Search each line of the data for the word "root"; copy every line where it is found.
[MATERIAL PROVIDED]
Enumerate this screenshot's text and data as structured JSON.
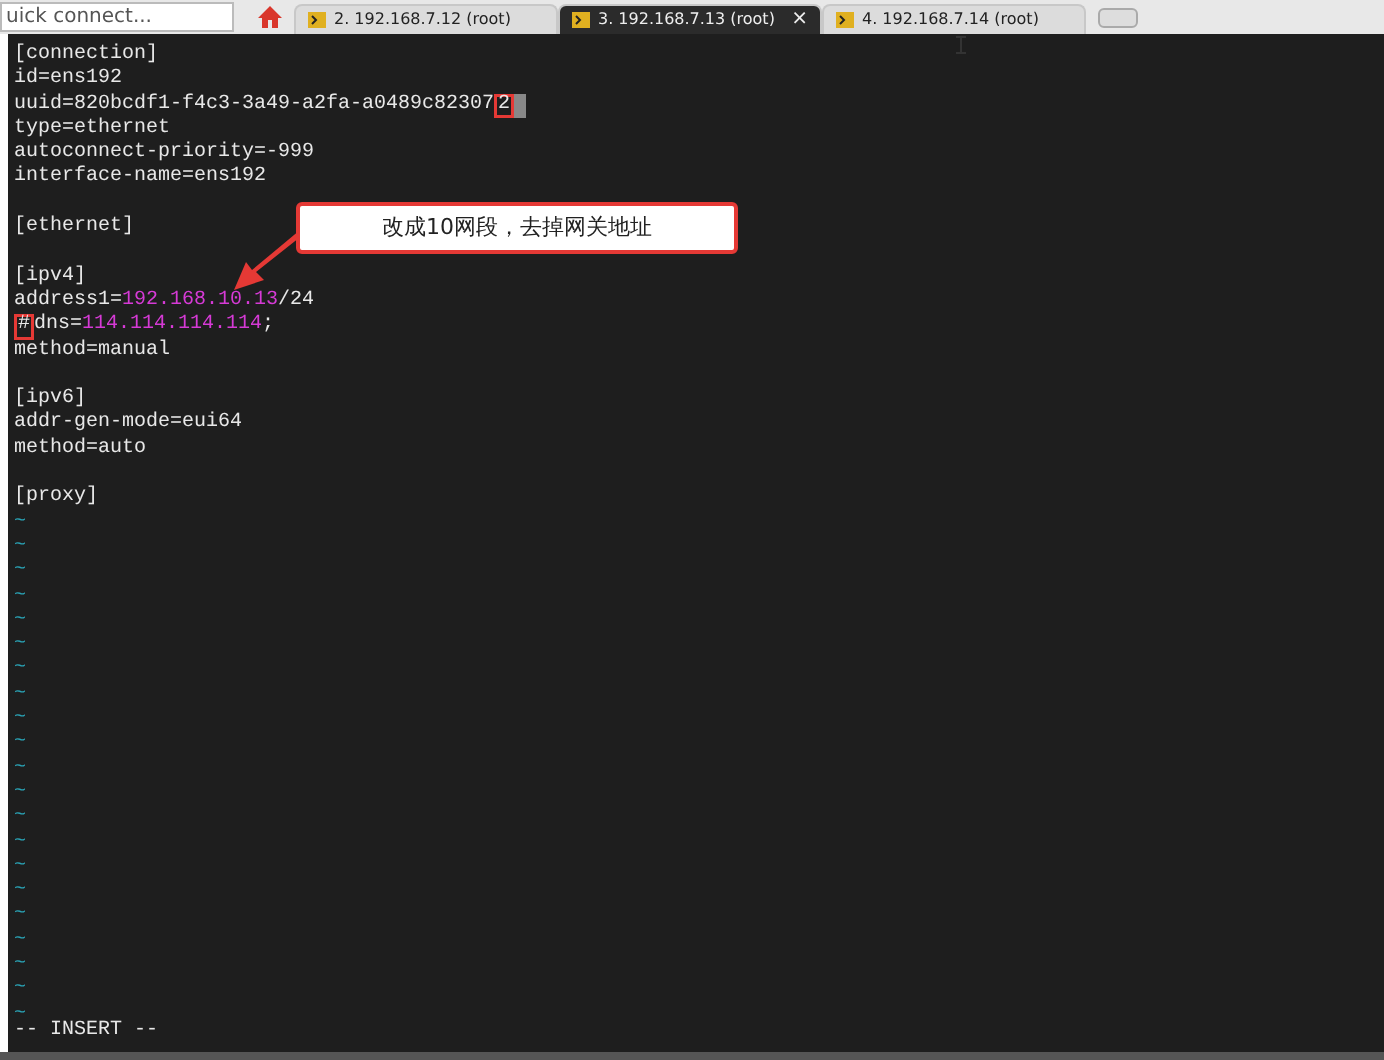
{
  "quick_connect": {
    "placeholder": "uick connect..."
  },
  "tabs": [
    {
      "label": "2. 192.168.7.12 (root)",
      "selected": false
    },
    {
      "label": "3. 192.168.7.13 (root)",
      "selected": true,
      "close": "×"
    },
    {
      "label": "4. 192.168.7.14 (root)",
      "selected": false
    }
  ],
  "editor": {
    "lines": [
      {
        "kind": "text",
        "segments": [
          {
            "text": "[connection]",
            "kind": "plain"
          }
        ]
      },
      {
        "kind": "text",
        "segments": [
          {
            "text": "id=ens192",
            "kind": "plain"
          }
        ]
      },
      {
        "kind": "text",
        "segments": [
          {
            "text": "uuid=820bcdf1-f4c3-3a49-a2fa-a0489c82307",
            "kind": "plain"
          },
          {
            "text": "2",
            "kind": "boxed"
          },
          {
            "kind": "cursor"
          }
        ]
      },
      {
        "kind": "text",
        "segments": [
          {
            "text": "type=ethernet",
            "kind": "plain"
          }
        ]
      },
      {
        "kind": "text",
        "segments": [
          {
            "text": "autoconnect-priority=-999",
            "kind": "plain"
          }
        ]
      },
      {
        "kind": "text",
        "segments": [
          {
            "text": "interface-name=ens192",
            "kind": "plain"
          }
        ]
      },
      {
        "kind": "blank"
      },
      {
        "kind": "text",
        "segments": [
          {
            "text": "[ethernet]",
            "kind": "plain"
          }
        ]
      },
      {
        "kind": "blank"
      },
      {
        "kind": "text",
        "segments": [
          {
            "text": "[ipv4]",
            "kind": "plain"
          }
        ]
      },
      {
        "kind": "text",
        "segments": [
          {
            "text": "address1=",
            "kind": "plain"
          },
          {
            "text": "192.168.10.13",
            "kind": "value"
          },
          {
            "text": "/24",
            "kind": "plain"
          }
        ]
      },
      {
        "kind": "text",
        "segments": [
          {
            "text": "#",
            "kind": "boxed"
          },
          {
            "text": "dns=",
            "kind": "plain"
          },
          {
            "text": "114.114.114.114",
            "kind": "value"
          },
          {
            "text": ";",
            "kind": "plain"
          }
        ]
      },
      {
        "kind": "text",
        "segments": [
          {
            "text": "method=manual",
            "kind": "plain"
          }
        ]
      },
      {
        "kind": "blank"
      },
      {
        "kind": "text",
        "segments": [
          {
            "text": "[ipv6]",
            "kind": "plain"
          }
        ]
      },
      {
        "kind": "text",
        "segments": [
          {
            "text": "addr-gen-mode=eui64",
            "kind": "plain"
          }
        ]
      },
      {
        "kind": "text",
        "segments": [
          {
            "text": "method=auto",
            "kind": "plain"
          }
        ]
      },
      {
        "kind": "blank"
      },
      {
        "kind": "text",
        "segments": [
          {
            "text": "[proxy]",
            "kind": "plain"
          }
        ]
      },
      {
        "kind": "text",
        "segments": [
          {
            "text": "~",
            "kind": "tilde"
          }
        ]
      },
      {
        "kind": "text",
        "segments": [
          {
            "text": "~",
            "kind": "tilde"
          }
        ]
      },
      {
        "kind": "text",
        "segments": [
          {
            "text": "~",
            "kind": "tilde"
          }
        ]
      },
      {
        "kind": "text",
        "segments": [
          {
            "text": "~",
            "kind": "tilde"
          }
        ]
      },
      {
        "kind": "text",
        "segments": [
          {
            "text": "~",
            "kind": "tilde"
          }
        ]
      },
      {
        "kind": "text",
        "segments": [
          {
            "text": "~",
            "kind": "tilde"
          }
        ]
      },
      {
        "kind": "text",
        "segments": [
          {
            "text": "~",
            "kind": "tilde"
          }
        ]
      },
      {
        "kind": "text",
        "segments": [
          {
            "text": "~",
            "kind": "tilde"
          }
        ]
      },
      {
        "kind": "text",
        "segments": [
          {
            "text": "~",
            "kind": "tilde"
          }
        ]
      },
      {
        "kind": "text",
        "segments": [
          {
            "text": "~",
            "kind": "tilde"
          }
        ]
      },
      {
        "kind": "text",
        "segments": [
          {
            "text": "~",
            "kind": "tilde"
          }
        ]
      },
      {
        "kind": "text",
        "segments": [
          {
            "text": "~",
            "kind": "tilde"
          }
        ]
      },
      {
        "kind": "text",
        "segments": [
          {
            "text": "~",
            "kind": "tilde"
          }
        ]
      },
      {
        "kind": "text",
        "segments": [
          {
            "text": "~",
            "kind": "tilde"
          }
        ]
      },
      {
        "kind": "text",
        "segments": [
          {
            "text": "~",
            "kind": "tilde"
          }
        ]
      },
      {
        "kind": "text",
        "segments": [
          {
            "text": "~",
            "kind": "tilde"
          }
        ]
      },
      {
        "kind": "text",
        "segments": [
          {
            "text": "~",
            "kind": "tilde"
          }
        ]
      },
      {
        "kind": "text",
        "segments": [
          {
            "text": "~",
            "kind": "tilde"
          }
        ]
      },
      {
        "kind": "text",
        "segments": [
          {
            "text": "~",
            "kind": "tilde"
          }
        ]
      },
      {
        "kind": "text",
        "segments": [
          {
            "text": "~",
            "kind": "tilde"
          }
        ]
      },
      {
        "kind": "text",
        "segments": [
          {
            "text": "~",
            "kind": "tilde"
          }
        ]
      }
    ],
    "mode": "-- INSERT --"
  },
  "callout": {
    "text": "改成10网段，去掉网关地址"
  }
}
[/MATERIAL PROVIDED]
WRITTEN ANSWER ▸
      "label": "2. 192.168.7.12 (root)",
      "label": "3. 192.168.7.13 (root)",
      "label": "4. 192.168.7.14 (root)",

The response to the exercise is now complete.